New Zealand and the US say they are committed to the Papua New Guinea Electrification Partnership despite the PNG government's awarding of major energy contracts to Chinese companies.
The $US1.7 billion Partnership, which also involves Australia and Japan, has the stated aim of electrifying 70 percent of PNG by 2030 - currently only about 12 percent of PNG households have access to electricity.
It was announced with much fanfare at last year's APEC leaders summit in Port Moresby, as part of a suite of aid and development announcements by Australia and its allies for the Pacific region, particularly PNG. These were widely seen as an effort to counter Chinese activity in the region.
However, PNG's government - which welcomes partnerships with a broad range of partners - is at the same time pursuing a number of major electricity projects with China. This is where PNG's parliamentary opposition has raised concern.
PNG's opposition leader Patrick Pruaitch last week claimed that the US was about to pull out of the Partnership over concerns about the government awarding contracts for power projects to companies from China without calling for open and competitive tendering.
Mr Pruaitch cited the massive Ramu-2 hydroelectric project, which State Enterprise Minister William Duma last year announced would be led by Chinese company, Shenzhen Energy Group.
"The NEC (PNG's National Executive Council) declined to approve this project when it was presented to cabinet because of the realisation it would breach the Public Finance Management Act," Mr Pruaitch claimed.
"Instead it has gone through the back door and approved by Kumul Consolidated (holding company for PNG's state-owned enterprises) without participation of PNG Power."
Shenzhen appears to have clinched the contract because of the proximity of a Chinese Exim Bank financing deal that PNG's Peter O'Neill-led government entered into.
The Ramu-2 project, said to be valued at US$800-million, is linked to Beijing's signature Belt and Road initiative. Mr Duma said the planned 180-megawatt plant would eventually increase PNG's electricity output by a third.
However, the country's electricity provider, PNG Power, rejected the project, deeming that it was too expensive and would pose an unacceptable risk to the utility, which would be forced to guarantee the deal.
PNG's opposition also cited the planned $US145-million Yonki to Mt Hagen electrification project which has been awarded to another Chinese company, TBEA Ltd, without an obvious open tendering process, as a slap in the face for the Partnership launched at APEC.
While it wouldn't comment on the individual contracts, the US government denied the PNG opposition's claim that American commitment to the Partnership has faltered.
A spokesman at the US Embassy in Port Moresby said US commitment to the Partnership had not changed since Vice President Mike Pence signed the agreement at APEC last November.
"Certainly any contract undertaken by the Partnership would be required to conform to international standards of transparency," the spokesman explained.
"However, the PNG government has also undertaken a national electrification program, outside of the Partnership, and can negotiate contracts as it sees fit."
Similarly, New Zealand's government is standing firm by the commitment made by prime minister Jacinda Ardern at APEC.
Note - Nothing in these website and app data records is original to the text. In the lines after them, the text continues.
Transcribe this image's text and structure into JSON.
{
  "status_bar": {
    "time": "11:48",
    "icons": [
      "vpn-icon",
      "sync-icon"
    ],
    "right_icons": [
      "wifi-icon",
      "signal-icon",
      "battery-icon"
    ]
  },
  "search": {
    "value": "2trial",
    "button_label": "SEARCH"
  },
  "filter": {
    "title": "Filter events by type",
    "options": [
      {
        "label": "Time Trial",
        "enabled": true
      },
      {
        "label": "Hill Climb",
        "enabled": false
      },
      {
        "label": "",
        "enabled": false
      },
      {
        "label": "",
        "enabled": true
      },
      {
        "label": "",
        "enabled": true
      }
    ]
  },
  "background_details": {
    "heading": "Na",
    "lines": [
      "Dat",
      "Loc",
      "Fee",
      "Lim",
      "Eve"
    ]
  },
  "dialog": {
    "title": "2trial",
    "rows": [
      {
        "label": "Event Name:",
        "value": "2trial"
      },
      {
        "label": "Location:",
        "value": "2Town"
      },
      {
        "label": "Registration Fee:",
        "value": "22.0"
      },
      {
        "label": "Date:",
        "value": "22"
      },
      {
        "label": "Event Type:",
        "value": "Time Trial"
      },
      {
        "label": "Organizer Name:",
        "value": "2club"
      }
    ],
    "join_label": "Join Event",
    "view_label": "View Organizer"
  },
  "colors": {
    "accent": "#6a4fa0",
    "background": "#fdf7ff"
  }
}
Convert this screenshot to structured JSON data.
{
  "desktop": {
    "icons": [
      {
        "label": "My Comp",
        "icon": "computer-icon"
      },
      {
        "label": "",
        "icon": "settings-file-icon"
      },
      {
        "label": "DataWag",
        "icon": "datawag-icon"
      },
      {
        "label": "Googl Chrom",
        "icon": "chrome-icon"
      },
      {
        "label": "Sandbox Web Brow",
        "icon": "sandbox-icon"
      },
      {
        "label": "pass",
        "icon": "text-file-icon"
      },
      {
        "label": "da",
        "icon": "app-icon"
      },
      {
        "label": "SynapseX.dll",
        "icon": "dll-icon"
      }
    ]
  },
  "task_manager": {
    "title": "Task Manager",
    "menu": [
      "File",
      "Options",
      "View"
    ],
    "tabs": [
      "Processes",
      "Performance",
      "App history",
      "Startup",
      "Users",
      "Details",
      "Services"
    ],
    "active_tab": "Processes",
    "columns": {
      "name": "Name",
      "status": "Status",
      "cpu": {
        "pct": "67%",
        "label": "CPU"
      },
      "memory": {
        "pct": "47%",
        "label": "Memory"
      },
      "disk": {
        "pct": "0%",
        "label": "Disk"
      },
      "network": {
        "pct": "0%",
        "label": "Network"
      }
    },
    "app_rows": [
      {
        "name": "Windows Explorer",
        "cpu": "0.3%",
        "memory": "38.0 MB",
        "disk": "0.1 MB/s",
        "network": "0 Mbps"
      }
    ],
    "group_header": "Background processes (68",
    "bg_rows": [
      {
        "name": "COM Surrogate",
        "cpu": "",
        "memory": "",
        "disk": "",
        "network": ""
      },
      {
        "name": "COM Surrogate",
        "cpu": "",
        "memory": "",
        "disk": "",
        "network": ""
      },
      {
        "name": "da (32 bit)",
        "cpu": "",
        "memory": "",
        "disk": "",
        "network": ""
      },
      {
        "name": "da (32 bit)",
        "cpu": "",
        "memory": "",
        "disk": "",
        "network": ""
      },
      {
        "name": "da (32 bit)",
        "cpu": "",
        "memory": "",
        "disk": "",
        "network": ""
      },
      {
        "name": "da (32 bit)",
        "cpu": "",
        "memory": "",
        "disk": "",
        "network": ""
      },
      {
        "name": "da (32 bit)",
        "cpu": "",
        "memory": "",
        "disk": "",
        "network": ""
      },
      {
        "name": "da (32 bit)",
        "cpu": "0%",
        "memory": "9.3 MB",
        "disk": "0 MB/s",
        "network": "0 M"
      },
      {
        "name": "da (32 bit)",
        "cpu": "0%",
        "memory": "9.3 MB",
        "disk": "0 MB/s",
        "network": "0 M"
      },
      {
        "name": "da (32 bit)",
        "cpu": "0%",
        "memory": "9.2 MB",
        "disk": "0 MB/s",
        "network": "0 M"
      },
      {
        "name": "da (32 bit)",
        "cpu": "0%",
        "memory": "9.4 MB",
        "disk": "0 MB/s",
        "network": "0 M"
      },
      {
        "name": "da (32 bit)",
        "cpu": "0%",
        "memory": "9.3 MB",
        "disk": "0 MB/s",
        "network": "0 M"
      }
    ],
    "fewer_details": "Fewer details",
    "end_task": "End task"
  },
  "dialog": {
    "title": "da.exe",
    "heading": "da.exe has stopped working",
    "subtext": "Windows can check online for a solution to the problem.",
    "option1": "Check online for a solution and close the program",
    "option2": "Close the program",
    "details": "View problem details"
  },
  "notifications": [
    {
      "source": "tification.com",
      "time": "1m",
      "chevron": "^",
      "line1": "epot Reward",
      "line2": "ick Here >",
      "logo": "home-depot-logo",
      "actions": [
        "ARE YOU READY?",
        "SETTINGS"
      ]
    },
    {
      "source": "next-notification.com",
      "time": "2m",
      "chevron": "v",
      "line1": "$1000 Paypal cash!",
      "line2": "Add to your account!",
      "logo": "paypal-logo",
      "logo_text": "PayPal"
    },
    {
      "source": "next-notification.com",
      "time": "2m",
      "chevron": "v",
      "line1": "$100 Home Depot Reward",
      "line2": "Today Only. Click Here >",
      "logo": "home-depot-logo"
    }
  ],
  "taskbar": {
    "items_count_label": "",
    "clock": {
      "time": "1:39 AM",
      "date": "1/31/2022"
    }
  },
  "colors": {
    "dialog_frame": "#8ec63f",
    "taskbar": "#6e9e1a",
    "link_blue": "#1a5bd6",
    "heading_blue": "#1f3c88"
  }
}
"We expect that any tenders under the Partnership will be open to businesses from all countries including New Zealand," said a spokesperson at the Ministry of Foreign Affairs and Trade.
According to the spokesperson, the Partnership provides a principles and values-based framework that promotes open, fair, sustainable and quality delivery of electrification tenders and projects.
"New Zealand is focused on delivering tangible results in a transparent manner, not on who the PNG Government chooses to partner with," she said.
The spokesperson said that decisions by PNG's government on their own tender and procurement processes were not New Zealand's business.
"We anticipate New Zealand's assistance will be directed to a range of projects in line with the PNG government's priorities for electrification development."
PNG's prime minister Peter O'Neill has denied Mr Pruaitch's claims, saying they lacked evidence and were misleading.
The ambitious goal of electrifying most of PNG's households is still in its infancy. With help from the Partnership, PNG Power was planning to have 30,000 connections this year, up from an estimated 19,000 last year.
But PNG Power has to contend with a government which appears to lack a cohesive policy on how to effect a reliable, cost-effective energy supply to the country.
The Ramu-2 and Yonki projects are expected to drive power prices up, but the opposition says it's not too late for the government to call new open tenders for the ventures, and to consider rival bids for similar quantities of electricity from gas and other energy sources.
Mr Duma is merely one minister pushing certain projects, which in recent history have included at least one dubious deal involving public money.
At the same time others in the cabinet, namely Energy Minister Sam Basil, are pushing for a coal-fired power plant in Lae. Given that the prime minister says his government is serious about moving towards renewables in the face of climate change, it's not clear that the coal plan has total government approval.
PNG has a range of power options on the table, but faces a tricky juggling act to balance competing interests of partner countries in this area.